We love garlic and use it in everything, quite often far too much (but really, can you ever have too much garlic?)  This is why it was so exciting when we planted 50 pounds of garlic last fall.  It was our first farming act on our own farm.  The evening before planting we put on a movie and “popped cloves”, separating the bulbs and selecting only the firm, vigorous cloves to plant, saving the rest to eat.  We planted 1,200 row feet of garlic.  It only took a few hours then we had all winter to wait and see how they would do.  Then this spring, as the snow melted we began to see our garlic plants, bright, verdant green, poking through the dark wet soil.

In early summer we’ll enjoy garlic scapes, the delicious, relatively mild, crazily spiraled flower stalks of the garlic plant.  A few months later, in mid-summer, comes the main event.  Glorious garlic bulbs ready to pull, cure and enjoy.  We’ll let you know when they are ready!

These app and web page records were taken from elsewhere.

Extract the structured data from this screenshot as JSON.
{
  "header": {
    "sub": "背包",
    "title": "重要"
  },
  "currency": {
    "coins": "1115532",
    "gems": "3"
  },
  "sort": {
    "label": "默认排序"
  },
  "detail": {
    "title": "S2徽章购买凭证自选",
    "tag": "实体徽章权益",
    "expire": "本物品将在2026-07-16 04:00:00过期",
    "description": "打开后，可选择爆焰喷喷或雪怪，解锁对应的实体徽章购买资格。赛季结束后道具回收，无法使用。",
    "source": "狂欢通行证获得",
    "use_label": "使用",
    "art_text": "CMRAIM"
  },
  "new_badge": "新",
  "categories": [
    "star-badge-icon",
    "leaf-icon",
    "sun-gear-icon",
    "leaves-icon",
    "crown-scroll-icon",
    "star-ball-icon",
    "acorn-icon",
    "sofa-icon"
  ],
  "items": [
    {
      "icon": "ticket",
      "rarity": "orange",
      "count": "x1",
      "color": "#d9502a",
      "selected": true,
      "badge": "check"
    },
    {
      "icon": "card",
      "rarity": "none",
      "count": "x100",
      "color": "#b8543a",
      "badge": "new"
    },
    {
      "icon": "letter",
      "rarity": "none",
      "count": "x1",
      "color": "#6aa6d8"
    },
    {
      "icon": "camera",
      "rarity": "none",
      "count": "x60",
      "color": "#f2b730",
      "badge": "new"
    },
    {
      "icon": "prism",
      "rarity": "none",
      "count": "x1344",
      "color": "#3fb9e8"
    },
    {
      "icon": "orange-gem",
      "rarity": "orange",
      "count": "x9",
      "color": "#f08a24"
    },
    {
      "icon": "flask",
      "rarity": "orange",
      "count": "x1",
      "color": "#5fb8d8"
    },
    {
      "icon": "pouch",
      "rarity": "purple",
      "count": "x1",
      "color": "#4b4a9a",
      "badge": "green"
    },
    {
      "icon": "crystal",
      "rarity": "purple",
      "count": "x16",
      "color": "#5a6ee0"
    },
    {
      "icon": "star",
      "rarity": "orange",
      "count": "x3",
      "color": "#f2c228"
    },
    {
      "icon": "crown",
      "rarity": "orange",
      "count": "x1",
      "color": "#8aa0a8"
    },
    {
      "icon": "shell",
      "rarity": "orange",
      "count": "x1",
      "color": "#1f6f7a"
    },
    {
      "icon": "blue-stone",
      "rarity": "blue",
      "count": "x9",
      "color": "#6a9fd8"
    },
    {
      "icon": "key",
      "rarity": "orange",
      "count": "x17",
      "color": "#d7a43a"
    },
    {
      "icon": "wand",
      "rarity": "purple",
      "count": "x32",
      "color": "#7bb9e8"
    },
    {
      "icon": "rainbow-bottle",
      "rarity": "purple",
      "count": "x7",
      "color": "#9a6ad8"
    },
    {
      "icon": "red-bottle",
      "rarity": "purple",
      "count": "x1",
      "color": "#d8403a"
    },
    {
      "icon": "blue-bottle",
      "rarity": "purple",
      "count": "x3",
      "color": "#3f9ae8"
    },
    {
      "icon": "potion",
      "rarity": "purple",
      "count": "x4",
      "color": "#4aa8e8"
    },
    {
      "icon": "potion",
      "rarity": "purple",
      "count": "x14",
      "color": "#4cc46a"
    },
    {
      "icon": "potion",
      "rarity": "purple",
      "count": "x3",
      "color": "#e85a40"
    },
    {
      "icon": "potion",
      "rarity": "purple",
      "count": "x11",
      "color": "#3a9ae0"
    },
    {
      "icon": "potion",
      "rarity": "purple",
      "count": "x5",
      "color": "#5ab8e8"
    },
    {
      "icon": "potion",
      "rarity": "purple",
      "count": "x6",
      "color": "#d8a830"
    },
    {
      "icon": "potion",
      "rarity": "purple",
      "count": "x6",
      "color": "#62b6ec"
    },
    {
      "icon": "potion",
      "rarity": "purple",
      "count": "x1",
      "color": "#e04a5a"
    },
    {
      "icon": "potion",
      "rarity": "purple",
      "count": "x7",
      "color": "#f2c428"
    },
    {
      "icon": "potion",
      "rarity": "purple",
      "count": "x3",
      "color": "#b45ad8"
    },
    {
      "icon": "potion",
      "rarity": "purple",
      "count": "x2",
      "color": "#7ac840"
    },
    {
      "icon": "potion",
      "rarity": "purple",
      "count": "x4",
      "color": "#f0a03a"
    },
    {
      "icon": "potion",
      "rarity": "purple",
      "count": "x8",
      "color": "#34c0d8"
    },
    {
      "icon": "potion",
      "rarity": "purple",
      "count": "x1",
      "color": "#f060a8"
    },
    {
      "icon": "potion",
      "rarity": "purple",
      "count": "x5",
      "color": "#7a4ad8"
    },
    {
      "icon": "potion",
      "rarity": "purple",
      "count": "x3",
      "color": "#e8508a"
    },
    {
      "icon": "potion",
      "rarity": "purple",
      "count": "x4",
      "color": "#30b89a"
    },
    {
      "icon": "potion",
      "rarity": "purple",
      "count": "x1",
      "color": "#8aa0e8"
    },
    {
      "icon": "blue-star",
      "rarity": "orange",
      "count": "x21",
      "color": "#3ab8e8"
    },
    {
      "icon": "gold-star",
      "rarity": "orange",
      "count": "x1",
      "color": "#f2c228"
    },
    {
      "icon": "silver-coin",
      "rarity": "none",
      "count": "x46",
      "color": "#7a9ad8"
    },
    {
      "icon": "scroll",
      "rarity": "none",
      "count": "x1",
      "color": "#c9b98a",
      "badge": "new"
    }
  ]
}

first planting 2013!

On Saturday April 6th we took a chance and planted our first few beds.  Looking at weather reports we could see rain coming soon and staying for some time.  We only had a small window to put seeds in the ground, so we took it.  Though the soil was dry our clay heavy ground was not ready for a tractor so we went old school, spreading compost by wheelbarrow, loosening soil with a broakfork and making our seed beds with rakes.

There was still frost on the ground when we started preparing beds in the morning.  We won’t know if we are crazy or courageous for a few more weeks but that’s farming; making a million decisions, gambling on weather and hoping for the best.

We’ve been planning all winter and seeding has to be one of the most exciting and hopeful tasks a farmer gets to do.  We loved it and we love our new Jang and Earthway seeders.  What did we plant you ask?  A little bit of a lot of things: baby lettuce, baby kale, baby chard, cilantro, dill, beet greens, Asian greens, arugula, spinach, carrots, beets, green onions, salad turnips, radish, shallots and peas.  Now, we’ll tuck them in under row cover to keep them warm and cross our fingers.